This five-credit course is focused specifically on the process of writing the doctoral study prospectus. Students will use their preliminary research plan, developed previously, and develop a problem statement, to be used in the doctoral study. They further refine the problem statement and carry out the planning and the library research that will bring them to the formulation of a doctoral study prospectus. The prospectus is a brief paper, typically 15–20 pages in length, that lays out the background for the problem statement, the problem statement itself, a survey of the relevant literature (typically 25–75 references), and a research, implementation, and evaluation plan for the solution of the problem.
Doctoral students in this course are provided with the opportunity to integrate their Program of Study into a research study through which they explore a specific area of interest. Students complete the dissertation with the guidance of a chair and committee members through a learning platform classroom in which weekly participation is required. Students work with their dissertation chair to write the prospectus, complete an approved proposal (the first three chapters of the dissertation), complete an application for Institutional Review Board approval, collect and analyze data, and complete the dissertation. During the final quarter, students prepare the dissertation for final review by the university and conclude with an oral defense of their dissertation. Once students register for FPSY 9000, they are registered each term until successful completion of the dissertation for a minimum of four terms.Students take this course for a minimum of 4 quarters and are continuously enrolled until completion of their Dissertation with final Chief Academic Officer (CAO) approval.To complete a dissertation, students must obtain the academic approval of several independent evaluators including their committee, the University Research Reviewer, and the Institutional Review Board; pass the Form and Style Review; gain approval at the oral defense stage; and gain final approval by the Chief Academic Officer. Students must also publish their dissertation on ProQuest before their degree is conferred. Learn more about the dissertation process in the Dissertation Guidebook.
Completing the program may require enrollment for additional terms and cost if the student petitions to extend the 8-year maximum time frame.
|Course Code||DRWA 8000||Course||Doctoral Writing Assessment||Credits||(0 cr.)|
This course is part of Walden's commitment to help prepare students to meet the university's expectations for writing in courses at the doctoral level. In this course, students write a short academic essay that will be scored by a team of writing assessors. Based on the essay score, students will be guided toward any further recommended or required writing support needed to meet writing proficiency standards. This required course is free. Students will be enrolled automatically in it after they complete their first term of their doctoral program.

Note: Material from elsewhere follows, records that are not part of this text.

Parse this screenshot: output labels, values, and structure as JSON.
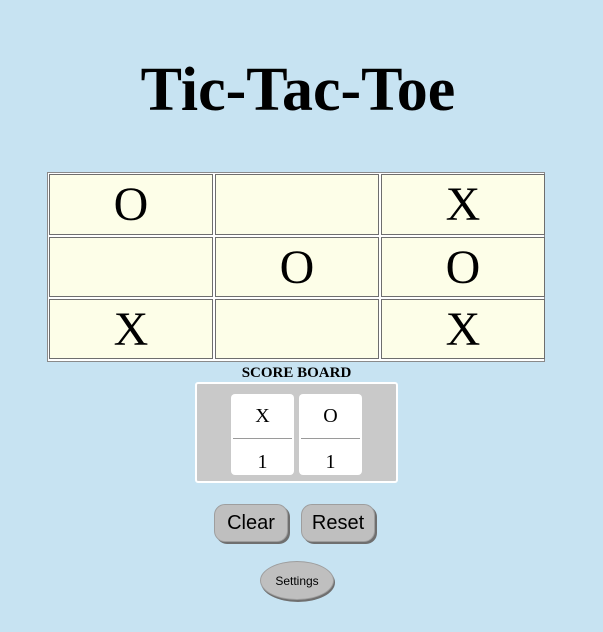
{
  "title": "Tic-Tac-Toe",
  "board": {
    "rows": [
      [
        "O",
        "",
        "X"
      ],
      [
        "",
        "O",
        "O"
      ],
      [
        "X",
        "",
        "X"
      ]
    ]
  },
  "scoreboard": {
    "title": "SCORE BOARD",
    "players": [
      {
        "name": "X",
        "score": "1"
      },
      {
        "name": "O",
        "score": "1"
      }
    ]
  },
  "buttons": {
    "clear": "Clear",
    "reset": "Reset",
    "settings": "Settings"
  },
  "colors": {
    "background": "#c7e3f2",
    "cell": "#fdfee8",
    "scorebox": "#c9c9c9",
    "button": "#bfbfbf"
  }
}
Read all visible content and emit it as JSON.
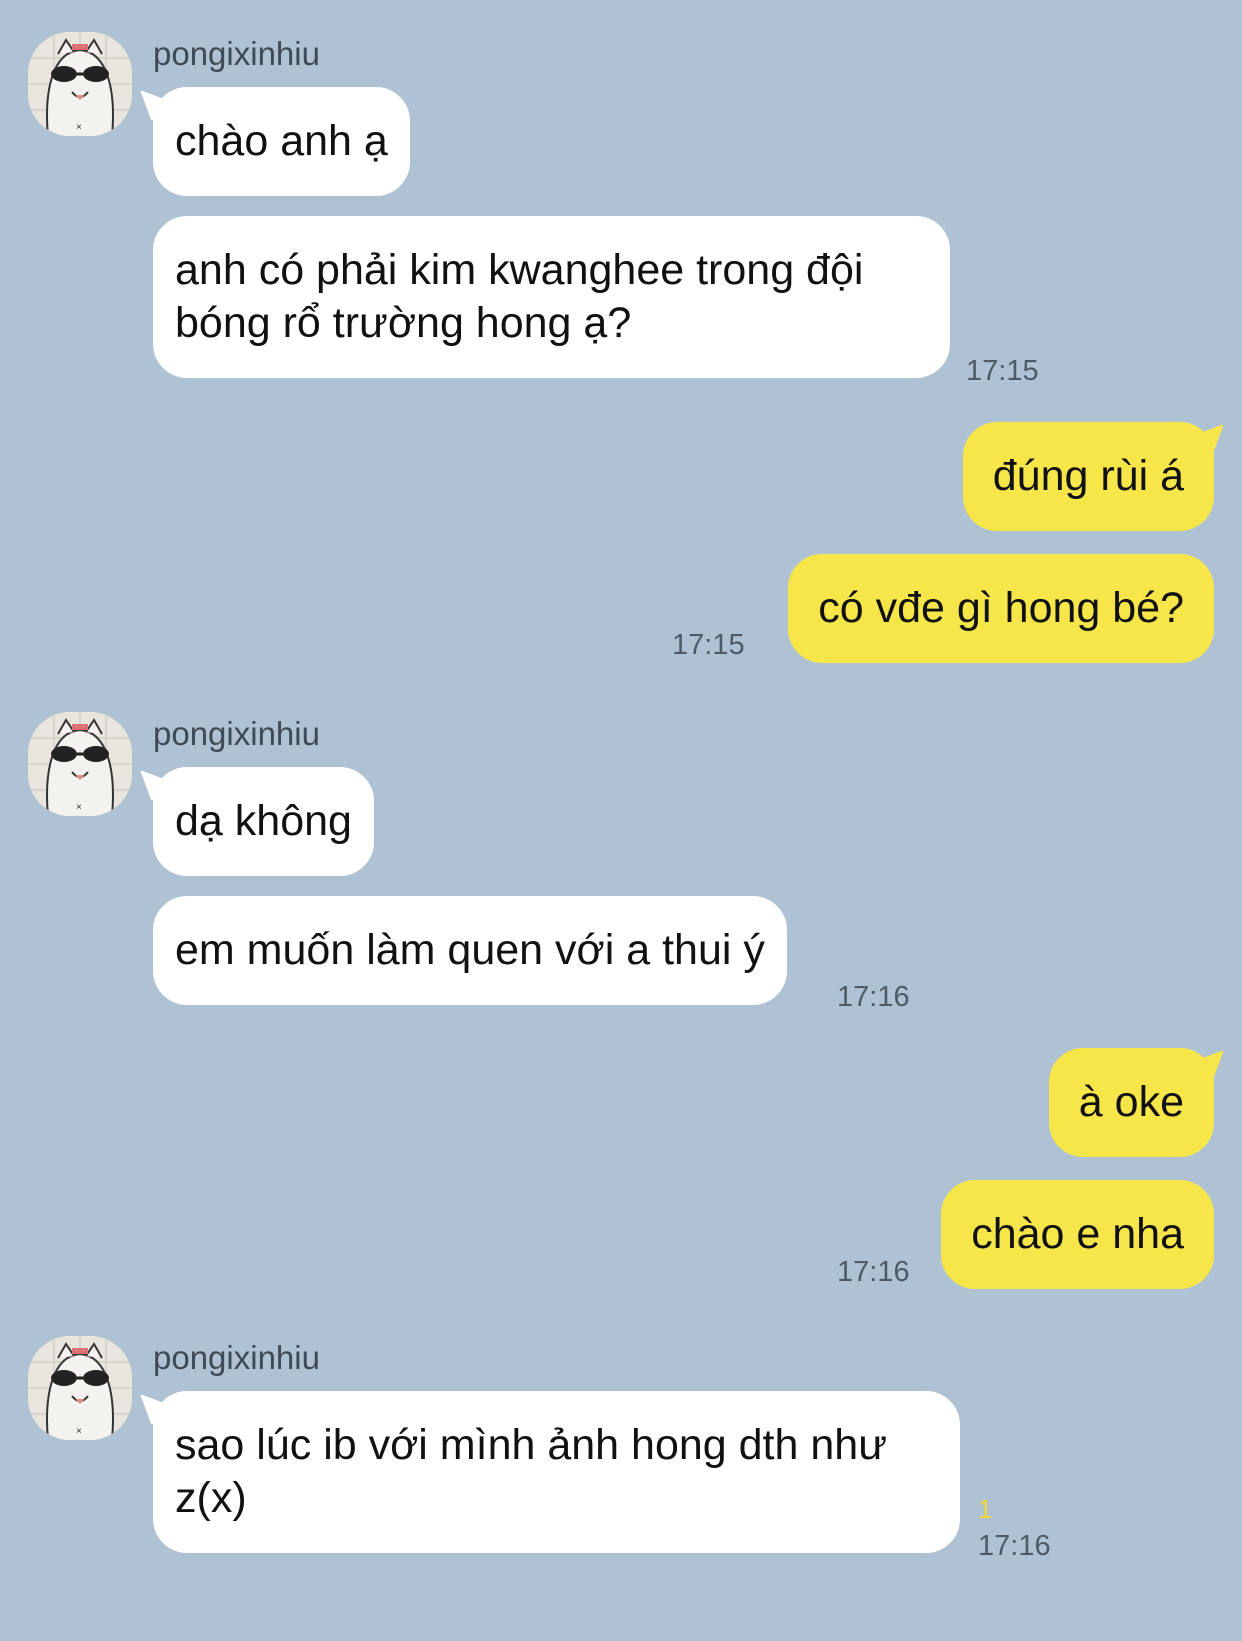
{
  "chat": {
    "sender_name": "pongixinhiu",
    "messages": {
      "m1": "chào anh ạ",
      "m2_line1": "anh có phải kim kwanghee trong đội",
      "m2_line2": "bóng rổ trường hong ạ?",
      "m3": "đúng rùi á",
      "m4": "có vđe gì hong bé?",
      "m5": "dạ không",
      "m6": "em muốn làm quen với a thui ý",
      "m7": "à oke",
      "m8": "chào e nha",
      "m9_line1": "sao lúc ib với mình ảnh hong dth như",
      "m9_line2": "z(x)"
    },
    "times": {
      "t1": "17:15",
      "t2": "17:15",
      "t3": "17:16",
      "t4": "17:16",
      "t5": "17:16"
    },
    "unread_count": "1",
    "icons": {
      "avatar": "cat-with-sunglasses-avatar"
    },
    "colors": {
      "background": "#AFC2D3",
      "incoming_bubble": "#FFFFFF",
      "outgoing_bubble": "#F7E64A",
      "unread_indicator": "#F2D836"
    }
  }
}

†20 credits is the minimum requirement for FPSY 9000 – Dissertation. Actual time to complete your dissertation depends on numerous factors and while some students complete with 20 credits, some take longer. Please contact your enrollment advisor.